The lines below that include the word "title" are to be reported.
BEGIN RECORD EXTRACTS
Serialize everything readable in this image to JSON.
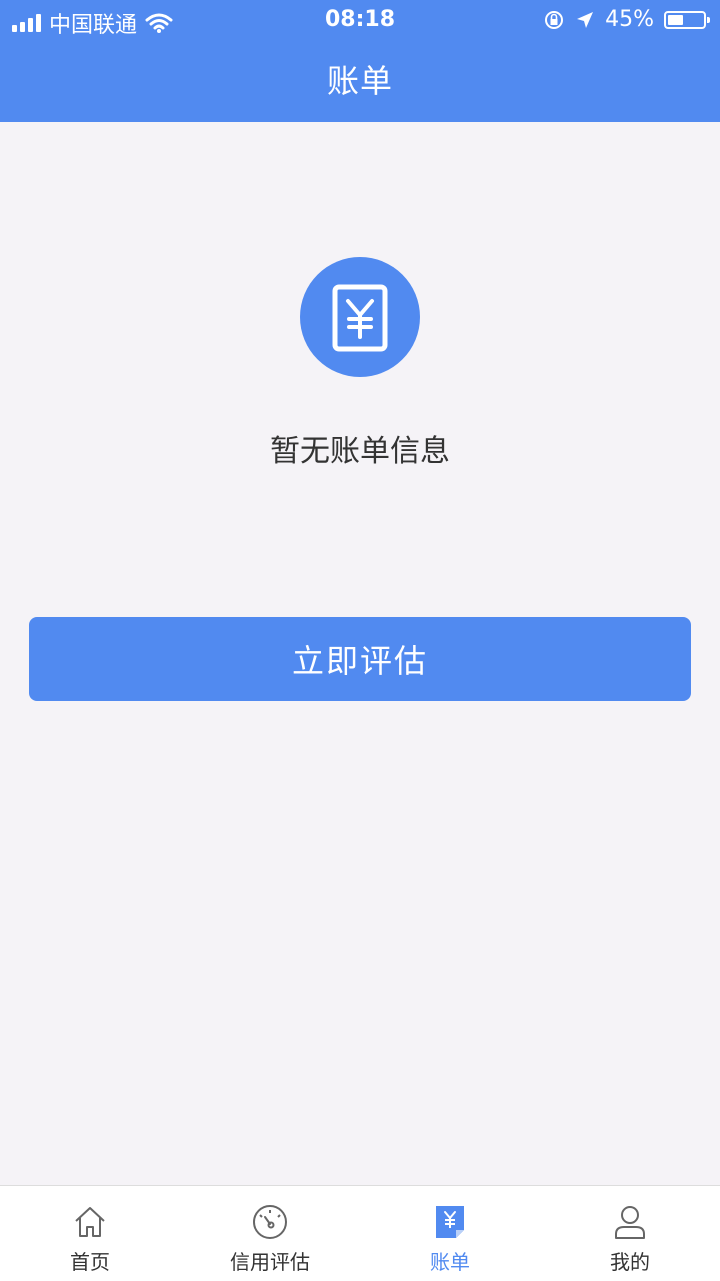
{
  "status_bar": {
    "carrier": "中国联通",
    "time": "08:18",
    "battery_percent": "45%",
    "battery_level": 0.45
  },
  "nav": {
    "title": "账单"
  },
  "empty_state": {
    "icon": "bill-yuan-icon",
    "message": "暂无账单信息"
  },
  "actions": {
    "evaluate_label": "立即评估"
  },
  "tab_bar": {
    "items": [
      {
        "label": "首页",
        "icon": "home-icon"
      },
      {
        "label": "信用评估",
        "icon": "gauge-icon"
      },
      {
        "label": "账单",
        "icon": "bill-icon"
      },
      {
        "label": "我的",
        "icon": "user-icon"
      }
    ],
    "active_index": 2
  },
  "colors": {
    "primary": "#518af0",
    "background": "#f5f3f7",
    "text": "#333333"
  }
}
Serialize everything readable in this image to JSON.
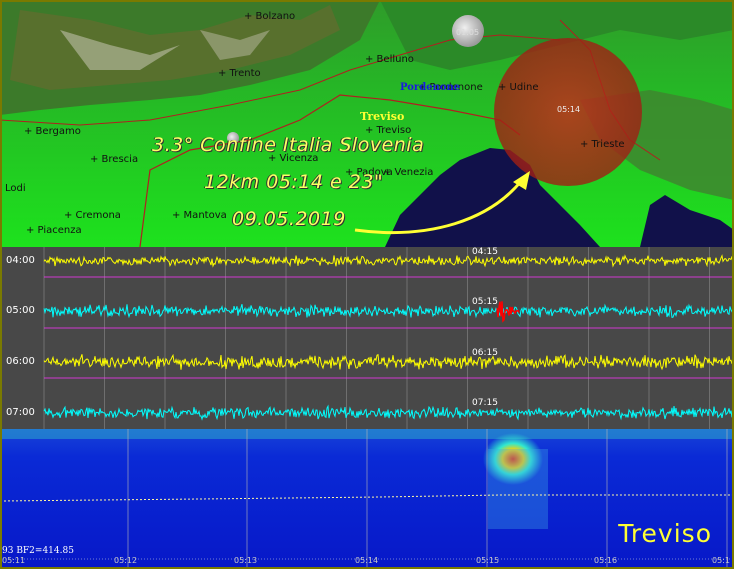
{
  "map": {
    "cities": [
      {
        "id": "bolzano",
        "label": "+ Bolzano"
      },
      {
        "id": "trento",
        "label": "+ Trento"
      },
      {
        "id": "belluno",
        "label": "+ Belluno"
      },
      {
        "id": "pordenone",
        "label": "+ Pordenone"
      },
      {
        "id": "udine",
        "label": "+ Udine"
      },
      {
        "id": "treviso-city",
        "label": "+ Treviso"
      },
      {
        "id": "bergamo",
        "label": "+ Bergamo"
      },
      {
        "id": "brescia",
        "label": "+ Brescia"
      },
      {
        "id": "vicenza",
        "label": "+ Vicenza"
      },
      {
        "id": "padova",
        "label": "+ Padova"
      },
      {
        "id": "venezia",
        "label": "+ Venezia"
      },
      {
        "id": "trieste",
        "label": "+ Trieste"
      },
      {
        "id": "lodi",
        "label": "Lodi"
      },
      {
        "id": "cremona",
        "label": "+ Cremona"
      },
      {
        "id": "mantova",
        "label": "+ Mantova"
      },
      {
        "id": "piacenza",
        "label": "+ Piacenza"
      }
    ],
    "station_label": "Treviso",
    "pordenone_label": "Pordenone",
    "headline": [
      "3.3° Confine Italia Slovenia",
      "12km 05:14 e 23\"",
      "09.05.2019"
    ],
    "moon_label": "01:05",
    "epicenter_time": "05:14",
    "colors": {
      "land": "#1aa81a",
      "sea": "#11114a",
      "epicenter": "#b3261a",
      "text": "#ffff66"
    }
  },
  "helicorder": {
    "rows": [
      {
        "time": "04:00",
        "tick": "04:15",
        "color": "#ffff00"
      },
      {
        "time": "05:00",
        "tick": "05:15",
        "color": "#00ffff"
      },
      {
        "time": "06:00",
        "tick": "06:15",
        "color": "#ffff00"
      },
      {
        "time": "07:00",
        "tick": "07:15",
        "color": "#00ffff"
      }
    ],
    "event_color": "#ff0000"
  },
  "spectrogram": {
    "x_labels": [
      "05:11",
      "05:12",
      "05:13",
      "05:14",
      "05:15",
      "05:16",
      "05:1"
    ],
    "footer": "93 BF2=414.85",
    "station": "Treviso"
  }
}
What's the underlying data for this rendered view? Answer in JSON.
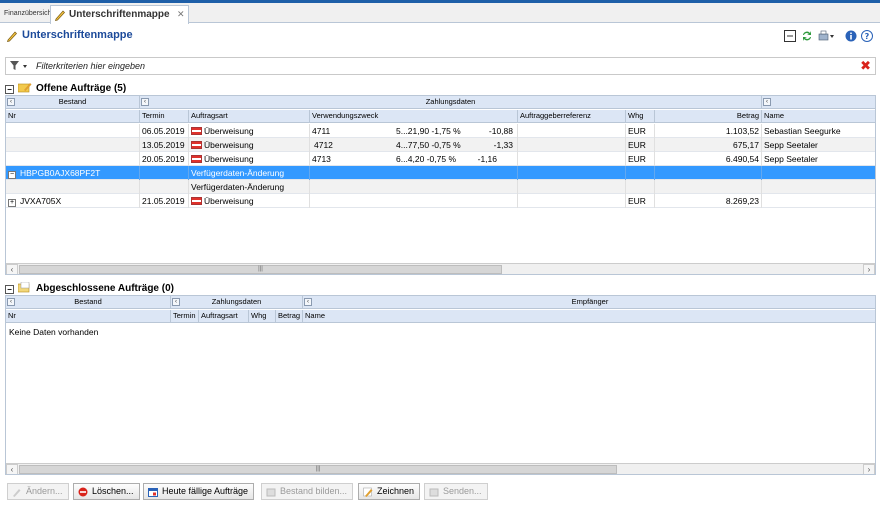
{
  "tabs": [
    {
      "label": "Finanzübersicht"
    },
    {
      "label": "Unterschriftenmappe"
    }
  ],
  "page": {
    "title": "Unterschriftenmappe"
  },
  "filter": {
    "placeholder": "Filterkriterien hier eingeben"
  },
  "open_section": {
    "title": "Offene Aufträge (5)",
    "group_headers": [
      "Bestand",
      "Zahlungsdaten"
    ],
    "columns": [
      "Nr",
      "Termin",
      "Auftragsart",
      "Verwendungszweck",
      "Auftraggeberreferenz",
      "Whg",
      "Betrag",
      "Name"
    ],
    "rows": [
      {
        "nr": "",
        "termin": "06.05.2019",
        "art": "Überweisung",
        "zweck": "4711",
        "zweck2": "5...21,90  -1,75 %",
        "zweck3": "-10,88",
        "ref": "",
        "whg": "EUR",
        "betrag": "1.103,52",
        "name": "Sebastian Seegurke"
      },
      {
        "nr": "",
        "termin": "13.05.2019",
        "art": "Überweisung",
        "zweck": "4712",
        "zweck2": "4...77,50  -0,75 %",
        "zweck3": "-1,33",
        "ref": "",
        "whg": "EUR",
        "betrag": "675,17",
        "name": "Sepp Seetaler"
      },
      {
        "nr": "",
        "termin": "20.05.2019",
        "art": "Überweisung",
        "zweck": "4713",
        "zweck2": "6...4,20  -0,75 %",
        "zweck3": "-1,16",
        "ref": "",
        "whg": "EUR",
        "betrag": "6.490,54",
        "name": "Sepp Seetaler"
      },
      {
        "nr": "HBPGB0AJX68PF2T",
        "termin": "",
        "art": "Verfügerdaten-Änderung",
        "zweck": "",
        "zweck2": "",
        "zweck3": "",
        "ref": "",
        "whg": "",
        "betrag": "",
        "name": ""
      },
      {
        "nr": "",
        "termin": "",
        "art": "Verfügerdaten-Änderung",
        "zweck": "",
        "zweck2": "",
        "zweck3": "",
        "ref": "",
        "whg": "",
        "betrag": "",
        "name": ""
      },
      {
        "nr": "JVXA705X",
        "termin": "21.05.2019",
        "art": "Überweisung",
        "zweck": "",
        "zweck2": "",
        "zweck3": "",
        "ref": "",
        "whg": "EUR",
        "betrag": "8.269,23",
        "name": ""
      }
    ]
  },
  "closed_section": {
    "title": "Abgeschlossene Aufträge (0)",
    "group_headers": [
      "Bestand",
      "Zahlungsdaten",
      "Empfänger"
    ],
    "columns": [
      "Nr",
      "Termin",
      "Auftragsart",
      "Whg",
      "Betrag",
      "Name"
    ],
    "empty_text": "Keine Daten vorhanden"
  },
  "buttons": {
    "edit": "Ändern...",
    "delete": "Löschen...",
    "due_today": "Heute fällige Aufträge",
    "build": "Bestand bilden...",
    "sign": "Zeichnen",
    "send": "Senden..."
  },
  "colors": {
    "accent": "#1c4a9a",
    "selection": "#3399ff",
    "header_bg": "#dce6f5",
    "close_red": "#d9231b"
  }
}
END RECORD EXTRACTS
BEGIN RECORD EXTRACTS
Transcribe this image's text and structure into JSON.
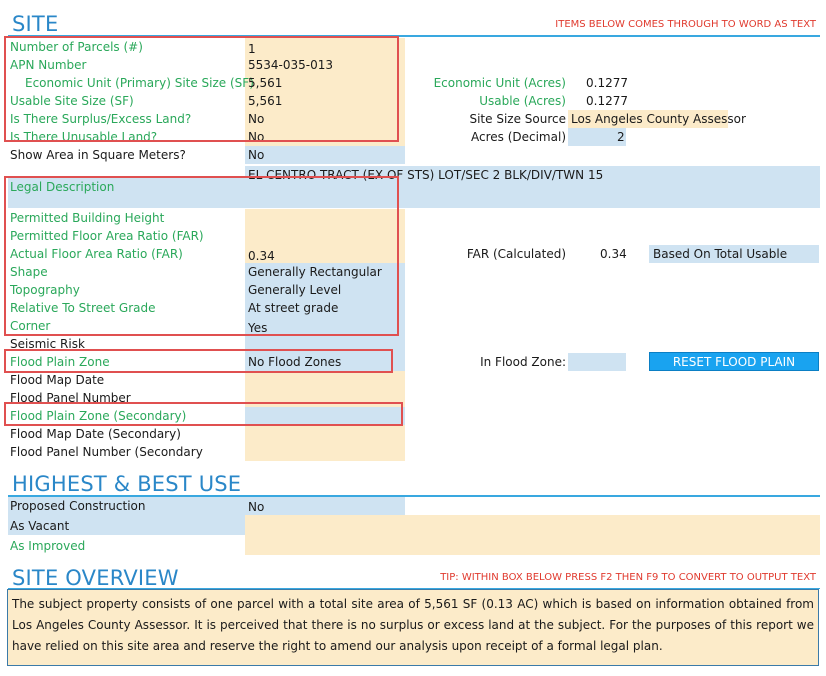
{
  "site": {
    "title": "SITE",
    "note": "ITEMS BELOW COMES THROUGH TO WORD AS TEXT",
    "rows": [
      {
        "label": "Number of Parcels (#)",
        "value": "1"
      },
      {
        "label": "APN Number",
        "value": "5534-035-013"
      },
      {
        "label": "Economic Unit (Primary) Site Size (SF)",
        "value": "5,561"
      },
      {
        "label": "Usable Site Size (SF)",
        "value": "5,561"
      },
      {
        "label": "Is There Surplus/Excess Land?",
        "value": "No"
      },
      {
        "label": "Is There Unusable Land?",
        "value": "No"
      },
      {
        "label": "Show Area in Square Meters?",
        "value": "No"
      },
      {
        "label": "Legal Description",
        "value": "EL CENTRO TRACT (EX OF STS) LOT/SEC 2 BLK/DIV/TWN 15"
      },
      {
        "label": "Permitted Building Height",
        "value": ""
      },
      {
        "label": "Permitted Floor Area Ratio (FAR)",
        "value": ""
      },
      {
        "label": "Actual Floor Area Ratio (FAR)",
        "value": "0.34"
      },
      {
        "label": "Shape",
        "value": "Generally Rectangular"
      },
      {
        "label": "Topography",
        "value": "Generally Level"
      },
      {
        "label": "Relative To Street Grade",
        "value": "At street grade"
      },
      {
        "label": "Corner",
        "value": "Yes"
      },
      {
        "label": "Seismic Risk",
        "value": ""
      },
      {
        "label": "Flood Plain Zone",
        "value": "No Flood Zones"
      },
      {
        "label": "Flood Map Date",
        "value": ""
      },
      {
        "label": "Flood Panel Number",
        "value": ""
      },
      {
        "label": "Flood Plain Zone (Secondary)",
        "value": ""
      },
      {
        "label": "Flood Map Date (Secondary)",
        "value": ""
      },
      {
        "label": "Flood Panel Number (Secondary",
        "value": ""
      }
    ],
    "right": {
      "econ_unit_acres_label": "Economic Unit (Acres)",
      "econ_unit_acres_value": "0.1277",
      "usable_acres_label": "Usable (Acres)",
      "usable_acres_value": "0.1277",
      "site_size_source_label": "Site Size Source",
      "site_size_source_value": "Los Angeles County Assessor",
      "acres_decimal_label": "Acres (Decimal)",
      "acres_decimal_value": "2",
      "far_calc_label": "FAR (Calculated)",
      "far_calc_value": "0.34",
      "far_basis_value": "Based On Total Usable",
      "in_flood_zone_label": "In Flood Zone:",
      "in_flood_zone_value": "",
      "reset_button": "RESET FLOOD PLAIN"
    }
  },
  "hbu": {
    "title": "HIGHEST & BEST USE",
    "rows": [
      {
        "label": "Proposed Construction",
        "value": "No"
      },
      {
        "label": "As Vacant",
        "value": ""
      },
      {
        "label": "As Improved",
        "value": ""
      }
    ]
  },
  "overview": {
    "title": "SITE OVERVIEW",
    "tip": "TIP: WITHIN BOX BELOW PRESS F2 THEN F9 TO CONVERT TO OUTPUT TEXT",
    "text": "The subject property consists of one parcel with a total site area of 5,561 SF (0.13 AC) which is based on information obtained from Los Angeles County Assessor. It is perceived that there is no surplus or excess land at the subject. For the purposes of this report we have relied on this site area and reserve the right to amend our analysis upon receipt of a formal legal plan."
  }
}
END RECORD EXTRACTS
## RESULT
    "title": "账单"
    "title": "Unterschriftenmappe"
    "title": "Offene Aufträge (5)",
    "title": "Abgeschlossene Aufträge (0)",
    "title": "SITE",
    "title": "HIGHEST & BEST USE",
    "title": "SITE OVERVIEW",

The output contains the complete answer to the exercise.